Sometimes people among my relatively wealthy, comfortable and mainly retired friends ask me variations on the same question, which is “is it worth it?” - in other words, aren’t they all a bit hopeless? why put all the effort in when they will never change?
The other day one of our clients crossed the road outside our office. The road is five-lane, three in one direction and two in the other, it’s a major arterial route out of the town centre. We could tell by the way he was walking that he’d taken too much stuff, probably heroin. And then, while I happened to be looking at him while talking to another staff member, he fell down in the middle of the road. Cars screeched to a halt, and I and the other staff member shot out of the building to get to him.
In the minute or so it took us to reach him, some of the motorists had started to help him to the side of the road. We took over at that point and got him to the little wall outside our building, we sat him down against that so he could lean on the wall. My colleague ran back in to get a phone (in the hurry we’d left our phones behind) and I waited with him. He’d torn his fingernail when he fell and blood was dripping everywhere, we know he has either Hep B or Hep C so I was dodging his blood so as not to get infected (note to self: must get my vaccination). Although he was seated and against the wall, he was still so out of it he kept flopping over to the ground, so I propped him back up again and stuck my leg out to the side for him to lean against. And I waited for the ambulance to come.
And while I was waiting, I thought it. I thought the thought. I thought “One day he’ll die like this, all I am doing now is prolonging the inevitable.”
If you have any compassion at all, it shakes you up when you find you have thought that thought about another human being.
The ambulance came and took him to hospital who helped him get through it. And the next day he was back, arguing and shouting and being disruptive the way this particular person sometimes is. But by then I had remembered that about 30% of our volunteers are clients or ex-clients (we have a fabulous client volunteering programme), and some of those used to have alcohol or drug addictions but have straightened themselves out and begun to turn their lives around. With our help, with the help of other agencies and with considerable tenacity and fortitude of their own.
And this is the point. When they are down at the very bottom of their existence, falling down in the street, unconscious through substance abuse, you cannot tell by looking at them which of them, in the future, will recover their sense of responsibility and strive to achieve independence.

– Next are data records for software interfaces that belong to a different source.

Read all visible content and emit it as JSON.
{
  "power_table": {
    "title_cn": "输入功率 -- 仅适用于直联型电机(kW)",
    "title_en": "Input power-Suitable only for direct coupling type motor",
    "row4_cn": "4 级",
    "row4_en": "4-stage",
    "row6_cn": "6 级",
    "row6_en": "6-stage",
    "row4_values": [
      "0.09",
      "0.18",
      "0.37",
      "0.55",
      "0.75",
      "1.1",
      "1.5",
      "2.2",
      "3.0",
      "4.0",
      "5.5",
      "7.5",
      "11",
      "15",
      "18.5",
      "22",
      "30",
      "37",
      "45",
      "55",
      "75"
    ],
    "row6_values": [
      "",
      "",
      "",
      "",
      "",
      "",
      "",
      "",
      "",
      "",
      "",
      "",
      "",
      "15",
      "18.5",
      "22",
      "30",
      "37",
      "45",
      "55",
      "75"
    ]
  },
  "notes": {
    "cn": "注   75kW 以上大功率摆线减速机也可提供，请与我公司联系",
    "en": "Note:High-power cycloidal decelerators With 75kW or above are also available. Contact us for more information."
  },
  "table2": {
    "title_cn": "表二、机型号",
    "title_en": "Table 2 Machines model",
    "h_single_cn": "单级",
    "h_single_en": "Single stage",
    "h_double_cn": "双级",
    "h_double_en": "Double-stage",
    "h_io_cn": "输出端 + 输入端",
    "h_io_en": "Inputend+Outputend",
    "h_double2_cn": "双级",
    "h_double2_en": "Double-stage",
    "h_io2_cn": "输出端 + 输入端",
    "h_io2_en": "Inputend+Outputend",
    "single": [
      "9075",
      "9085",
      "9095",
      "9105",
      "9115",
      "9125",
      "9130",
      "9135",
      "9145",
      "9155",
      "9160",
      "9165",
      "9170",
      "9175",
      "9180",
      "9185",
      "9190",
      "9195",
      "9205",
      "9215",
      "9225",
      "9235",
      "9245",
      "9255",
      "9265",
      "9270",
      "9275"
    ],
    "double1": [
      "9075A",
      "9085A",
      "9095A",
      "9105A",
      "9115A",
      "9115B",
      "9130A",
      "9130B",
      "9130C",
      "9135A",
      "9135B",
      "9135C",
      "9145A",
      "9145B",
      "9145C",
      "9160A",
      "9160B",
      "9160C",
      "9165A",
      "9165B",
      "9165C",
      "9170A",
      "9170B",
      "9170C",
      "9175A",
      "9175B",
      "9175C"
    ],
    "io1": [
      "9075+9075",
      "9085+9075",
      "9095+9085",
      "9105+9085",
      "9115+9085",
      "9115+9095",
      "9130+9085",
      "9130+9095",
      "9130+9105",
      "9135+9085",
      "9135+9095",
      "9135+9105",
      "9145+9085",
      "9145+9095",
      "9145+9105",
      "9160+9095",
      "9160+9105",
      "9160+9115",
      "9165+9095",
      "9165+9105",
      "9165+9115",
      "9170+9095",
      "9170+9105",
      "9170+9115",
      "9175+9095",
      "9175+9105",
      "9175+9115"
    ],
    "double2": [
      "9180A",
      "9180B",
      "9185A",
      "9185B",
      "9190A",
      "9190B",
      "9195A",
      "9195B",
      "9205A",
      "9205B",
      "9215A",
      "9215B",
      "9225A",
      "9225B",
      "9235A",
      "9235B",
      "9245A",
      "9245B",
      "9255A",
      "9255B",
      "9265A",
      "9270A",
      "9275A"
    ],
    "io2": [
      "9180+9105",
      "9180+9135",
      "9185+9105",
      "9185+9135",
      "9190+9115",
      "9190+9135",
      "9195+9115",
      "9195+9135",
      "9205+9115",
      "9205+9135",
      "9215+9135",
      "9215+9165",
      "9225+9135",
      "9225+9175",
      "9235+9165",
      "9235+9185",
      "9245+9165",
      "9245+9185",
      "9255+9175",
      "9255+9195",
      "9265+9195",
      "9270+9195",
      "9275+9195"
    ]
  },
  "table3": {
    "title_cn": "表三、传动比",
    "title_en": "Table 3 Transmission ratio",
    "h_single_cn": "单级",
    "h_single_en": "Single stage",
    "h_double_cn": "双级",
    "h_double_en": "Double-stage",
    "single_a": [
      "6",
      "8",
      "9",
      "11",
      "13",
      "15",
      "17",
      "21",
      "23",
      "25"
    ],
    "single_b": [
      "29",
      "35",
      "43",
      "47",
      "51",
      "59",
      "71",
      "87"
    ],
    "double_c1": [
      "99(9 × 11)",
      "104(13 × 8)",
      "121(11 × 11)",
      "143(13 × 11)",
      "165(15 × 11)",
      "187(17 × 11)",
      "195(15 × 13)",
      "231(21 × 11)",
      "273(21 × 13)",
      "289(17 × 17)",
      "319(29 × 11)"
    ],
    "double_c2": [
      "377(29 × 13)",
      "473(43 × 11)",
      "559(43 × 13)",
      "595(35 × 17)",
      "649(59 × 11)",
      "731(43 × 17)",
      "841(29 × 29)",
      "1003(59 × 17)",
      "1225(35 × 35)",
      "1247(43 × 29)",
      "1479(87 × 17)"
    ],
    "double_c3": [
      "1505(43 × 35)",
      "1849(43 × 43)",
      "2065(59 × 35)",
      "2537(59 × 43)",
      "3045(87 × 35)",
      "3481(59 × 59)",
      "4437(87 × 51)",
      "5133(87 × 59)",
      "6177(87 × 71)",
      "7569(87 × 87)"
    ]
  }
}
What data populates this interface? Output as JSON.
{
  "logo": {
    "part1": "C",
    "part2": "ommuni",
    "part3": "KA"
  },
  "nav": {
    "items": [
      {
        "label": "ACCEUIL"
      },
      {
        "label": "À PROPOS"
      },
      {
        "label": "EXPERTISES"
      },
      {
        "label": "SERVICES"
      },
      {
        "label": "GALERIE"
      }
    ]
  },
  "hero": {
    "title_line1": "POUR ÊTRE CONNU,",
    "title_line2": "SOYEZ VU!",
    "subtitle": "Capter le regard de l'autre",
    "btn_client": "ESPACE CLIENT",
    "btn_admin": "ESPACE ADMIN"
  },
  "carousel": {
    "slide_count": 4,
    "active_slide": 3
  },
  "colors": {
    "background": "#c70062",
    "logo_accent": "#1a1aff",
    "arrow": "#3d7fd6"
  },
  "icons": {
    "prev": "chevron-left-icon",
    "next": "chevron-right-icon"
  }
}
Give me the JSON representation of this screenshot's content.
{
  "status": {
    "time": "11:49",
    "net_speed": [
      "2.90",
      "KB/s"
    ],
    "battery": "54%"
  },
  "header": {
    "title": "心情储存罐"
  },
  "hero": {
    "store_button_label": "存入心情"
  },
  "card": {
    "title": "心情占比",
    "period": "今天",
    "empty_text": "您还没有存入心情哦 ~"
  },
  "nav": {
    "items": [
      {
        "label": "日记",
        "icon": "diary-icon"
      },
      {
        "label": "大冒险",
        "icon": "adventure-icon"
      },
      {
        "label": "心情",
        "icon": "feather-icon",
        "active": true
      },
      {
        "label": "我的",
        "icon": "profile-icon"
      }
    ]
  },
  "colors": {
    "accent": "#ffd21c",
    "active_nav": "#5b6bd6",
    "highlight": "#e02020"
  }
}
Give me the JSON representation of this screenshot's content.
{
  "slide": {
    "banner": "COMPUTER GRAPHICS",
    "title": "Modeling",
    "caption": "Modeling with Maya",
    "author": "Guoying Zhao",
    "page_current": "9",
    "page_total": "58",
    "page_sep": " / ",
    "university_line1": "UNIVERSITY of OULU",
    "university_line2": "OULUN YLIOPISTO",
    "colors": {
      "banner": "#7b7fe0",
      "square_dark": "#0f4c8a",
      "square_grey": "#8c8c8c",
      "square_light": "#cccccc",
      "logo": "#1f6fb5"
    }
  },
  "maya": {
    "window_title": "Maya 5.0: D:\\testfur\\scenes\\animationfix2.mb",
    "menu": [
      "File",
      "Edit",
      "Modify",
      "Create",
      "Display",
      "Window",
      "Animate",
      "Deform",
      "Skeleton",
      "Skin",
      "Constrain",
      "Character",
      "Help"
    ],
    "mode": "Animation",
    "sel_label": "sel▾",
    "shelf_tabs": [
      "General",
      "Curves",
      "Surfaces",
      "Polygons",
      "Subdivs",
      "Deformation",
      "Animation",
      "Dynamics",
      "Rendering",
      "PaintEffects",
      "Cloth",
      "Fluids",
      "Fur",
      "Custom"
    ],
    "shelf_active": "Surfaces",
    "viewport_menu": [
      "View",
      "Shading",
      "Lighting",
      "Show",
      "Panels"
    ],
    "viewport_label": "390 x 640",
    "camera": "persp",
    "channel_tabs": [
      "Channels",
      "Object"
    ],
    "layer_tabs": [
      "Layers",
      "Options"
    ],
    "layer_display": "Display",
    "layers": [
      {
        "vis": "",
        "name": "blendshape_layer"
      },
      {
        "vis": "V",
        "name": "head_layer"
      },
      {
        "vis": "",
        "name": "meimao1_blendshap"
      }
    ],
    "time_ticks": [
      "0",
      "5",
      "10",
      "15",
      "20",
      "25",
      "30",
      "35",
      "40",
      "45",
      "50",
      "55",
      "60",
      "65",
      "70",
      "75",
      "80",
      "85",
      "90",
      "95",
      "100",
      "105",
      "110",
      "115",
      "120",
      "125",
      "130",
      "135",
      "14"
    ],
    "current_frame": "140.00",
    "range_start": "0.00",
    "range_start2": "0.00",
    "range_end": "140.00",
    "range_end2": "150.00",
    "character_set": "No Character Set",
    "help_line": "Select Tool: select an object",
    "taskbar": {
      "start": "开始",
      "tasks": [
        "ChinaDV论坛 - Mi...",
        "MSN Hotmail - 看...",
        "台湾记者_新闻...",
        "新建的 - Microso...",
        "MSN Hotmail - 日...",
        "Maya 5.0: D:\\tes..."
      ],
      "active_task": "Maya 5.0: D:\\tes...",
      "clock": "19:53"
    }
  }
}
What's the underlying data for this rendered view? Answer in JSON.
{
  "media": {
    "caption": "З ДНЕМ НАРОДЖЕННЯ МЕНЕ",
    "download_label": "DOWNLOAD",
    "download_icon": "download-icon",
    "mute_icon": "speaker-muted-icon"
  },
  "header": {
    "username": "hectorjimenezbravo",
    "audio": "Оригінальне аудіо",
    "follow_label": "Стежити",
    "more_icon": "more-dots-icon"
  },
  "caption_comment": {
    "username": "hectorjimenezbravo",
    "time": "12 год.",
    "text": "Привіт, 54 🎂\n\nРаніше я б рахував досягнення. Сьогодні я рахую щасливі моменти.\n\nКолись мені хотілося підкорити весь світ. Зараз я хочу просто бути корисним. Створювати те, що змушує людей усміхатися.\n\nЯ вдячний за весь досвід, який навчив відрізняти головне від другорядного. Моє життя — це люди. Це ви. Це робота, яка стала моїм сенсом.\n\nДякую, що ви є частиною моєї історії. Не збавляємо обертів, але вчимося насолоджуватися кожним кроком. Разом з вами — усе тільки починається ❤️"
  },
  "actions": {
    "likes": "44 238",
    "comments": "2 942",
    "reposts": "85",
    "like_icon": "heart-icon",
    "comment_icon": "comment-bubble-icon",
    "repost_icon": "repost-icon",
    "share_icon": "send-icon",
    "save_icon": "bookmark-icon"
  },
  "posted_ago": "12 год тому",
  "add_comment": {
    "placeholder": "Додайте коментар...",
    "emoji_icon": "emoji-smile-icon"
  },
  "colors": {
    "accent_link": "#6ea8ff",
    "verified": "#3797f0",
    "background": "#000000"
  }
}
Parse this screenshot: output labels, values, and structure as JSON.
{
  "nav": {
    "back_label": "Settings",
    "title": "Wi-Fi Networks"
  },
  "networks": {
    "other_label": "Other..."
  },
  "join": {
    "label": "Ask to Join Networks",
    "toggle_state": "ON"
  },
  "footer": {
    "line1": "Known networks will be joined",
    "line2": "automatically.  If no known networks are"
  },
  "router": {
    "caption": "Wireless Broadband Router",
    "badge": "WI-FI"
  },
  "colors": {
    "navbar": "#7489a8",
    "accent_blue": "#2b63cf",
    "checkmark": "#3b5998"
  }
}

You cannot tell.
And that is why I try, we try, with every single one. Why we will not give up on any of them.